Wouldn't it be so nice to believe that anything is possible? Elizabeth Strout has carried on where My name is Lucy Barton left off. We are shown deeper insight into the lives led in small town America where Lucy's childhood poverty was despised and hidden from view. We get to understand more about her situation and the effect on adult life - hers and her siblings. The characters are cleverly interwoven- each person's story leads to another and slowly the picture of life in rural Amgash is revealed in all its pain and ugliness.
Speaking of cowardice why do we spend our lives so afraid? We are afraid of what others will think of us, we are afraid to take risks, to express ourselves. One of the luxuries of aging is that hopefully our fear diminishes and we get to worry less about the opinions of others. I'm in the middle of Our Souls at Night by Kent Haruf. Two neighbours, in their seventies and both widowed, decide that night time is when their loneliness is worst. Addie asks Louis to come and spend the night with her - "I'm talking about getting through the night. And lying warm in bed, companionably. Lying down in bed together and you staying the night. The nights are the worst. Don't you think?". 

Sometimes is pays to be brave. To get in the water, even though that's where the sharks live.

Wednesday, 31 May 2017

end of May

The simple pleasure of walking in the field, just after cutting but before baling. Just insects, birdsong and the sound of moving through grass. 
And then a couple of days later the grass has been baled and we walk through the field in the evening sun. Dogs and children run free and golden light is all around us.

End of May.

Saturday, 27 May 2017

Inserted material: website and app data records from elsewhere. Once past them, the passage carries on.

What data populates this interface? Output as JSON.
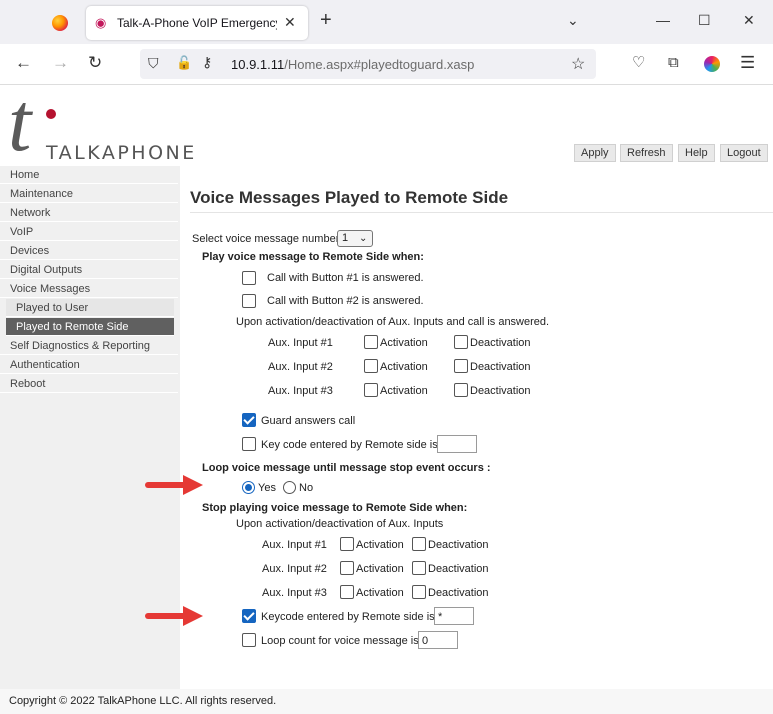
{
  "browser": {
    "tab_title": "Talk-A-Phone VoIP Emergency Ph",
    "url_host": "10.9.1.11",
    "url_path": "/Home.aspx#playedtoguard.xasp"
  },
  "header": {
    "logo_text": "TALKAPHONE",
    "buttons": [
      "Apply",
      "Refresh",
      "Help",
      "Logout"
    ]
  },
  "sidebar": {
    "items": [
      "Home",
      "Maintenance",
      "Network",
      "VoIP",
      "Devices",
      "Digital Outputs",
      "Voice Messages",
      "Played to User",
      "Played to Remote Side",
      "Self Diagnostics & Reporting",
      "Authentication",
      "Reboot"
    ],
    "active": "Played to Remote Side"
  },
  "main": {
    "title": "Voice Messages Played to Remote Side",
    "select_label": "Select voice message number",
    "select_value": "1",
    "play_heading": "Play voice message to Remote Side when:",
    "call_btn1": "Call with Button #1 is answered.",
    "call_btn2": "Call with Button #2 is answered.",
    "upon_call": "Upon activation/deactivation of Aux. Inputs and call is answered.",
    "aux1": "Aux. Input #1",
    "aux2": "Aux. Input #2",
    "aux3": "Aux. Input #3",
    "activation": "Activation",
    "deactivation": "Deactivation",
    "guard_answers": "Guard answers call",
    "guard_answers_checked": true,
    "keycode_label": "Key code entered by Remote side is",
    "keycode_value": "",
    "loop_heading": "Loop voice message until message stop event occurs :",
    "yes": "Yes",
    "no": "No",
    "loop_selected": "Yes",
    "stop_heading": "Stop playing voice message to Remote Side when:",
    "upon_stop": "Upon activation/deactivation of Aux. Inputs",
    "stop_keycode_label": "Keycode entered by Remote side is",
    "stop_keycode_value": "*",
    "stop_keycode_checked": true,
    "loop_count_label": "Loop count for voice message is",
    "loop_count_value": "0"
  },
  "footer": {
    "copyright": "Copyright © 2022 TalkAPhone LLC. All rights reserved."
  },
  "colors": {
    "accent": "#1565c0",
    "annotation_arrow": "#e53935",
    "logo_dot": "#b5122f"
  }
}
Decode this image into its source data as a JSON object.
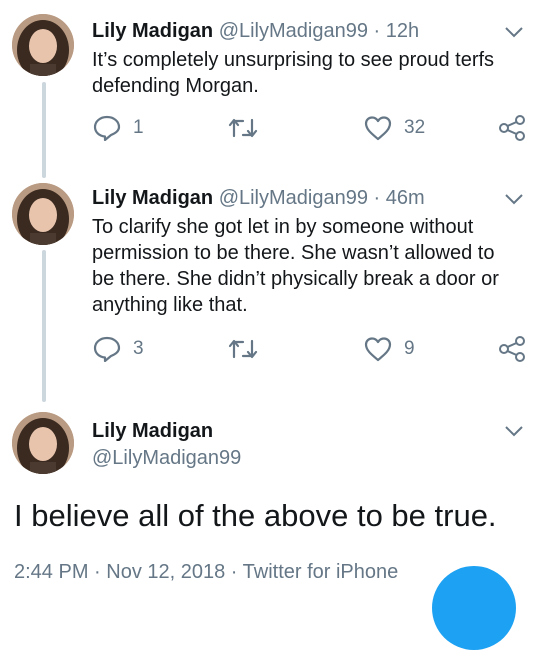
{
  "tweets": [
    {
      "name": "Lily Madigan",
      "handle": "@LilyMadigan99",
      "separator": "·",
      "time": "12h",
      "text_lines": [
        "It’s completely unsurprising to see proud terfs",
        "defending Morgan."
      ],
      "replies": "1",
      "retweets": "",
      "likes": "32"
    },
    {
      "name": "Lily Madigan",
      "handle": "@LilyMadigan99",
      "separator": "·",
      "time": "46m",
      "text_lines": [
        "To clarify she got let in by someone without",
        "permission to be there. She wasn’t allowed to",
        "be there. She didn’t physically break a door or",
        "anything like that."
      ],
      "replies": "3",
      "retweets": "",
      "likes": "9"
    }
  ],
  "main_tweet": {
    "name": "Lily Madigan",
    "handle": "@LilyMadigan99",
    "text": "I believe all of the above to be true.",
    "meta": "2:44 PM · Nov 12, 2018 · Twitter for iPhone"
  },
  "colors": {
    "accent": "#1da1f2",
    "muted": "#657786",
    "thread_line": "#ccd6dd"
  },
  "icons": [
    "reply-icon",
    "retweet-icon",
    "like-icon",
    "share-icon",
    "chevron-down-icon",
    "compose-fab"
  ]
}
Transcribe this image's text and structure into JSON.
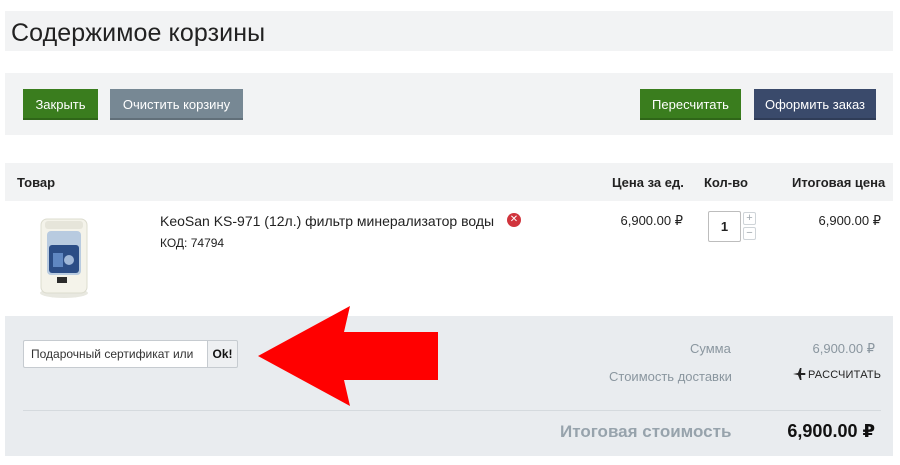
{
  "page": {
    "title": "Содержимое корзины"
  },
  "toolbar": {
    "close_label": "Закрыть",
    "clear_label": "Очистить корзину",
    "recalc_label": "Пересчитать",
    "checkout_label": "Оформить заказ"
  },
  "table": {
    "headers": {
      "product": "Товар",
      "unit_price": "Цена за ед.",
      "quantity": "Кол-во",
      "total_price": "Итоговая цена"
    },
    "items": [
      {
        "name": "KeoSan KS-971 (12л.) фильтр минерализатор воды",
        "code": "КОД: 74794",
        "unit_price": "6,900.00 ₽",
        "quantity": "1",
        "total_price": "6,900.00 ₽"
      }
    ]
  },
  "summary": {
    "coupon_value": "Подарочный сертификат или",
    "coupon_button": "Ok!",
    "sum_label": "Сумма",
    "sum_value": "6,900.00 ₽",
    "delivery_label": "Стоимость доставки",
    "delivery_action": "РАССЧИТАТЬ",
    "total_label": "Итоговая стоимость",
    "total_value": "6,900.00 ₽"
  },
  "colors": {
    "green_button": "#3a7d1e",
    "gray_button": "#778894",
    "navy_button": "#3a4a6b",
    "remove_icon": "#d0343c",
    "annotation_arrow": "#ff0000"
  },
  "icons": [
    "remove-icon",
    "plus-icon",
    "minus-icon",
    "plane-icon",
    "product-image",
    "red-arrow-annotation"
  ]
}
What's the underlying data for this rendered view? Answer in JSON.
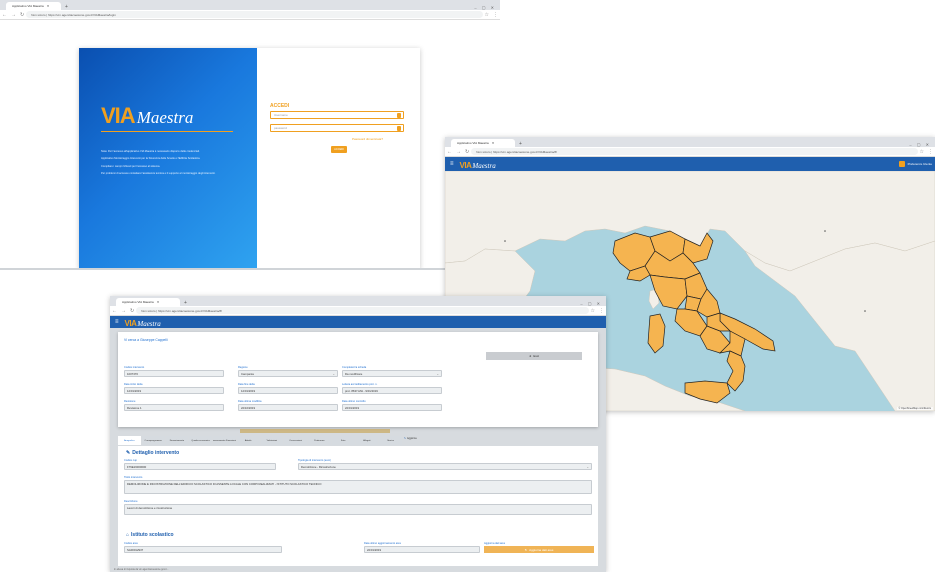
{
  "colors": {
    "brand_blue": "#1f5fae",
    "brand_orange": "#f0a020",
    "sea": "#aad3df",
    "land": "#f2efe9",
    "region_fill": "#f5b450"
  },
  "login_window": {
    "tab_title": "Applicativo VIA Maestra",
    "url": "Non sicuro | https://vm.agenziacoesione.gov.it/VIAMaestra/login",
    "logo_via": "VIA",
    "logo_maestra": "Maestra",
    "info_paragraphs": [
      "Nota: Per l'accesso all'applicativo VIA Maestra è necessario disporre delle credenziali.",
      "Applicativo Monitoraggio Interventi per la Sicurezza delle Scuole e l'Edilizia Scolastica.",
      "Compilare i campi richiesti per l'accesso al sistema.",
      "Per problemi di accesso contattare l'assistenza tecnica e il supporto al monitoraggio degli interventi."
    ],
    "access_title": "ACCEDI",
    "username_placeholder": "Username",
    "password_placeholder": "password",
    "forgot_link": "Password dimenticata?",
    "login_button": "ACCEDI"
  },
  "map_window": {
    "tab_title": "Applicativo VIA Maestra",
    "url": "Non sicuro | https://vm.agenziacoesione.gov.it/VIAMaestra/#/",
    "header_via": "VIA",
    "header_maestra": "Maestra",
    "user_label": "Preferenze Utente",
    "attribution": "© OpenStreetMap contributors",
    "fab_icon": "search-icon"
  },
  "form_window": {
    "tab_title": "Applicativo VIA Maestra",
    "url": "Non sicuro | https://vm.agenziacoesione.gov.it/VIAMaestra/#/",
    "dialog_title": "Vi cerca a Giuseppe Cappelli",
    "dialog_button": "Esci",
    "fields_row1": [
      {
        "label": "Codice intervento",
        "value": "1007376"
      },
      {
        "label": "Regione",
        "value": "Campania"
      },
      {
        "label": "Completezza scheda",
        "value": "Da modificare"
      }
    ],
    "fields_row2": [
      {
        "label": "Data inizio delta",
        "value": "12/01/2019"
      },
      {
        "label": "Data fine delta",
        "value": "12/01/2019"
      },
      {
        "label": "Lettera accreditamento prot. n.",
        "value": "prot. 8637-MH - 9/01/2019"
      }
    ],
    "fields_row3": [
      {
        "label": "Revisione",
        "value": "Revisione 1"
      },
      {
        "label": "Data ultima modifica",
        "value": "22/10/2019"
      },
      {
        "label": "Data ultimo controllo",
        "value": "22/01/2019"
      }
    ],
    "tabs": [
      "Anagrafica",
      "Cronoprogramma",
      "Finanziamento",
      "Quadro economico",
      "Avanzamento Finanziario",
      "Attività",
      "Valutazioni",
      "Osservazioni",
      "Pertinenze",
      "Foto",
      "Allegati",
      "Storico"
    ],
    "strip_button": "Aggiorna",
    "section1_title": "Dettaglio intervento",
    "codice_cup_label": "Codice cup",
    "codice_cup_value": "F79E16000000",
    "tipologia_label": "Tipologia di intervento (euro)",
    "tipologia_value": "Demolizione - Ricostruzione",
    "titolo_label": "Titolo intervento",
    "titolo_value": "DEMOLIZIONE E RICOSTRUZIONE DELL'EDIFICIO SCOLASTICO DI ASSENTE LOCALE CON CORPI REALIZZATI - ISTITUTO SCOLASTICO TECNICO",
    "descrizione_label": "Descrizione",
    "descrizione_value": "Lavori di demolizione e ricostruzione",
    "section2_title": "Istituto scolastico",
    "codice_ares_label": "Codice ares",
    "codice_ares_value": "SA00012937",
    "data_agg_label": "Data ultimo aggiornamento ares",
    "data_agg_value": "22/01/2019",
    "agg_btn_label": "Aggiorna dati ares",
    "agg_button": "Aggiorna dati ares",
    "footer": "In attesa di risposta da vm.agenziacoesione.gov.it..."
  }
}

The other morning we woke to heavy fog. I walked the dogs up the lane and around what we call 'the loop' as it's mostly off road and brings you through the landscape using an old trackway that runs between fields. It's where we pick sloes for gin and eventually it joins the road that leads back home. It was slightly spooky walking through the fogged air, past the woods where the trees were dripping and cobwebs hung like spun air. Kevin had seen a fox there the day before. He was sick or old and was slow to move off. Kevin had called the dogs to heel to allow him time to go. There was no sign of him as we walked to the top of the lane passing the small field bordering the woods where the sheep huddled together. Then on through the overgrown bit and down the track that lies dipped between fields. It can be muddy underfoot, although at this time of year it's dry earth and easy to walk on. We ended up on trackway again and there right in front of us a fox full of rude good health, sleek in his glossy coat. We had startled him as he crossed in front of us and in one glorious bound he flew into the undergrowth and disappeared. And somehow just seeing him like that, for the briefest of seconds, made me feel better.